According to the dictionary, metabolism is a chemical processes occurring within a living cell or organism that is necessary for the maintenance of life.
We all know people who can eat all day and not gain a single ounce or pound. These people have good — or fast — metabolisms. Then there are the people that have one unhealthy meal and have to run for a week straight to burn it all off. These are people that tend to have a slower metabolic rate.
One of the great things about the human body is that it burns calories all by itself when it is at rest. The rate in which this happens is determined by your Basal Metabolic Rate, or BMR for short. Healthy people with an active lifestyle tend to have better a better BMR than unhealthy people with a sedentary lifestyle, but that is just common sense.
However, just because you think you live an active lifestyle doesn’t necessarily mean you will always have a faster metabolism or a good BMR. Some people can be predisposed to having a bad metabolism through genetics, but that doesn’t mean you can’t work hard to reverse the process.
Avoid these factors that slow your metabolism down and contribute to a bad BMR.
An inconsistent eating schedule Research suggests that those who eat at the same time, or close to the same time, on a daily basis are actually training their body to get on a schedule, which means that their bodies are burning more calories in between meals. A study conducted in 2012 by researchers at Hebrew University noticed that mice that were fed unhealthy foods on an inconsistent schedule gained more weight than mice that were fed the same foods at the same time every day.
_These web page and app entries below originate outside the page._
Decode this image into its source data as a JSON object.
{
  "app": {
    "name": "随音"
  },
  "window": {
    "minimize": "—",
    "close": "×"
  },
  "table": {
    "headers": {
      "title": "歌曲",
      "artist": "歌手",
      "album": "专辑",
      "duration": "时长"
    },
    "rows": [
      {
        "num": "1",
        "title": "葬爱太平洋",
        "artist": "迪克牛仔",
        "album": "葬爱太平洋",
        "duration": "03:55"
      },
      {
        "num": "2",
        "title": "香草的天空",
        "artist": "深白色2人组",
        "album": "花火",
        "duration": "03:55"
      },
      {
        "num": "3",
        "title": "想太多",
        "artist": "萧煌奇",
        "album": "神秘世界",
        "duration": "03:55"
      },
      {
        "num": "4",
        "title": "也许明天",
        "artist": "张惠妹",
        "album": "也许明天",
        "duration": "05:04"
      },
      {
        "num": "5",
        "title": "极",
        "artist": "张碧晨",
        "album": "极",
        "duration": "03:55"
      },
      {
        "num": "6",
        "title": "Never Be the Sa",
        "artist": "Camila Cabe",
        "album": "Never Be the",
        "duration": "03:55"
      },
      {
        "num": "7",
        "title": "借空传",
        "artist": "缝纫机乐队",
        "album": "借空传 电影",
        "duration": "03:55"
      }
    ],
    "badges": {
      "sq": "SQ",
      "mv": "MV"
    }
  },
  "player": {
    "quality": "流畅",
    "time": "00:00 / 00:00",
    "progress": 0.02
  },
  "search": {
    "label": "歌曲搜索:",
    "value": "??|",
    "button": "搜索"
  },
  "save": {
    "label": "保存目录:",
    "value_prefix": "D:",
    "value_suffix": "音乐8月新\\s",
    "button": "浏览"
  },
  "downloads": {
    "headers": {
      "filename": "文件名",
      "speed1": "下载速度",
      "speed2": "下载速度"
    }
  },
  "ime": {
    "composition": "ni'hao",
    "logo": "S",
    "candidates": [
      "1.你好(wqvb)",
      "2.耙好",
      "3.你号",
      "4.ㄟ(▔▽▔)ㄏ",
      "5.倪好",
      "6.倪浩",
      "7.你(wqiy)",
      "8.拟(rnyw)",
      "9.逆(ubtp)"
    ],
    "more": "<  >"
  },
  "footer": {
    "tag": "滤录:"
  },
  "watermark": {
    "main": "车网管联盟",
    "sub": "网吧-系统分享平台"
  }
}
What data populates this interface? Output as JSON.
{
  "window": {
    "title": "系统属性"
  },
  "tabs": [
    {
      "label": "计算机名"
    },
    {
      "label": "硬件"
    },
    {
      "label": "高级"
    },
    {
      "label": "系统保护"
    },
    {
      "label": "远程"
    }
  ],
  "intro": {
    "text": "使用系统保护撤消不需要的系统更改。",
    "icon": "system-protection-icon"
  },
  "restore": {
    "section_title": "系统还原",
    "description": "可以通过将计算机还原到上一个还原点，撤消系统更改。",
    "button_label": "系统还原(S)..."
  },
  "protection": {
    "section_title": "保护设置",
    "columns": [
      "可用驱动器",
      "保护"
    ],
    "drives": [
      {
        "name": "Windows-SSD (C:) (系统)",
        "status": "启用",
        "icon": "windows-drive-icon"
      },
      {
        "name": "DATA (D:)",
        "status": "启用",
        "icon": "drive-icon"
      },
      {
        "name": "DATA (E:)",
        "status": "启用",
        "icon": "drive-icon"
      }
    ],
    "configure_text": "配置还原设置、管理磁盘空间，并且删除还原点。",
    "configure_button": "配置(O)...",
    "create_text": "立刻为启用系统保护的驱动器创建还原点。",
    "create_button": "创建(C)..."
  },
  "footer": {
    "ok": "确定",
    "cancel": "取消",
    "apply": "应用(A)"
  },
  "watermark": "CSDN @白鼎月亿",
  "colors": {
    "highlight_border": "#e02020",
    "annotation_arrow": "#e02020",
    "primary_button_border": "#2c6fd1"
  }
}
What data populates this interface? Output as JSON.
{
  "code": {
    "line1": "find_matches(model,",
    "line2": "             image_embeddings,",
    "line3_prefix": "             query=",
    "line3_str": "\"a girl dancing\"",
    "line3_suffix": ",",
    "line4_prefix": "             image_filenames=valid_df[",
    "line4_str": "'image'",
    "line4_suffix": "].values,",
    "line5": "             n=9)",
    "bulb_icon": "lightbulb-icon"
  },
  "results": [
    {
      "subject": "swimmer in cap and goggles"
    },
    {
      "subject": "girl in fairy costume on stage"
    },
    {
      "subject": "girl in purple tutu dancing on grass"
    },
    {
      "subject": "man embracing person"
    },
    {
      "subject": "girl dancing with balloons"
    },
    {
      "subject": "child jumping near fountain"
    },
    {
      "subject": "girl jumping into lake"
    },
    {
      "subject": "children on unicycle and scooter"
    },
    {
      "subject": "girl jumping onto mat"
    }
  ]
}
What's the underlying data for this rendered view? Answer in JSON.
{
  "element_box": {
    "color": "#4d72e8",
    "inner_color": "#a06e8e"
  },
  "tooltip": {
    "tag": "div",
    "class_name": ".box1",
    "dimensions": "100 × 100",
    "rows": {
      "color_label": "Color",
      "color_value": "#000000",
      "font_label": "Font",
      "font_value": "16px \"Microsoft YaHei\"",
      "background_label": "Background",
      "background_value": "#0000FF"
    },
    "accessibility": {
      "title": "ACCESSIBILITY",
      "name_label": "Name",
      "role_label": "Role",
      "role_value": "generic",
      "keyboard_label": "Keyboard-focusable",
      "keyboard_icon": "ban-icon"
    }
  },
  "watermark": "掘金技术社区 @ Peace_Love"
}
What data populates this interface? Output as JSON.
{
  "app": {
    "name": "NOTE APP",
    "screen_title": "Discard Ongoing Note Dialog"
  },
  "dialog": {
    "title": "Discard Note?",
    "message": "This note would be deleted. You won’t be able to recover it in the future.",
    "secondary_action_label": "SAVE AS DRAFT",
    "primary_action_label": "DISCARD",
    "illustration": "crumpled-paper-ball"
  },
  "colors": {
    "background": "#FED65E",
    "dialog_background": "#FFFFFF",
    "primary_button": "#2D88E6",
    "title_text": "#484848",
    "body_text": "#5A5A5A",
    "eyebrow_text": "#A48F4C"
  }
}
Pesticides and toxins in produce. It turns out chemicals found in pesticides can throw off your body’s natural energy-burning process and make it harder to lose weight. Many store bought produce contain these pesticides and research has shown that those who ate a diet that contained these toxins experienced a decrease in metabolism and a harder time losing weight. Next time your at the grocery store steer you cart towards the organic fruits and veggies whenever possible.
Lack of sleep. The list of health risks associated with sleep deprivation is a long and scary one, and now we can add one more to it. People who don’t get enough sleep are at a higher chance at being less active the following day, which means they will burn less calories. However, according to research, a person who is lacking sleep will also burn fewer calories while they are at rest, which results in a lower BMR.
Having trouble sleeping? Read Restless Nights: 5 Easy, Practical Ways to Improve Your Sleep.
Your period (women). Iron is a key component in carrying oxygen to your muscles, which has a direct effect on energy and metabolism. When you are on your period, your body loses iron and therefore less oxygen is getting to your muscles resulting in lower energy levels. Be sure to fuel up on iron-rich foods such as red meats, egg yolk, greens, fruits, beans, and certain cereals.
Not eating enough. It is important to snack often and never miss a main meal. As stated before, getting your body in a proper eating schedule is critical for maintaining a healthy metabolism. Also, when you skip out on meals, your body puts itself into “starvation mode”, which slows your metabolic rate to conserve any of the energy it has. This is why people who try to lose weight by not eating don’t have very much success.
Need to snack better? Read Snacks That Fuel: Eating to Boost Energy Levels
Excessive sitting. Sitting down for long periods of time is one of the worst things you can do for your metabolism. After only 20 minutes of remaining still in one position, your metabolism can take a small hit. It’s even worse to think about what happens to those who sit down at work for eight to ten hours a day. (See article: Avoid the “Sitting Syndrome”: Great Ways to Stay Fit at Work or School)
Jet lag and weird sleep schedule. Everyone has an internal clock, which is your bodies way of timing and realizing patterns of certain behaviors that you do on a daily basis. This internal clock is in sync with your metabolism, so if you train your body to get into a certain schedule, your metabolism will be faster and more consistent. However, when you disrupt your internal clock — by crossing time zones or going to sleep at a different time every night — your body doesn’t function the way it is suppose to and your metabolism takes a hit.
Not drinking enough water. Water is a key element to the rate of your metabolism. According to research at the University of Utah, those who don’t get enough water burn up to 2% calories than those who do.
Skipping out on breakfast. Most people have heard eating breakfast is the best way to jumpstart your metabolism, and this statement couldn’t be any more true. Missing breakfast means your body will not have the energy it needs to start out the day, and this causes your body to preserve whatever energy it has and burn calories slower. Missing breakfast also means you will be more hungry come lunch time, resulting in eating too much in one sitting.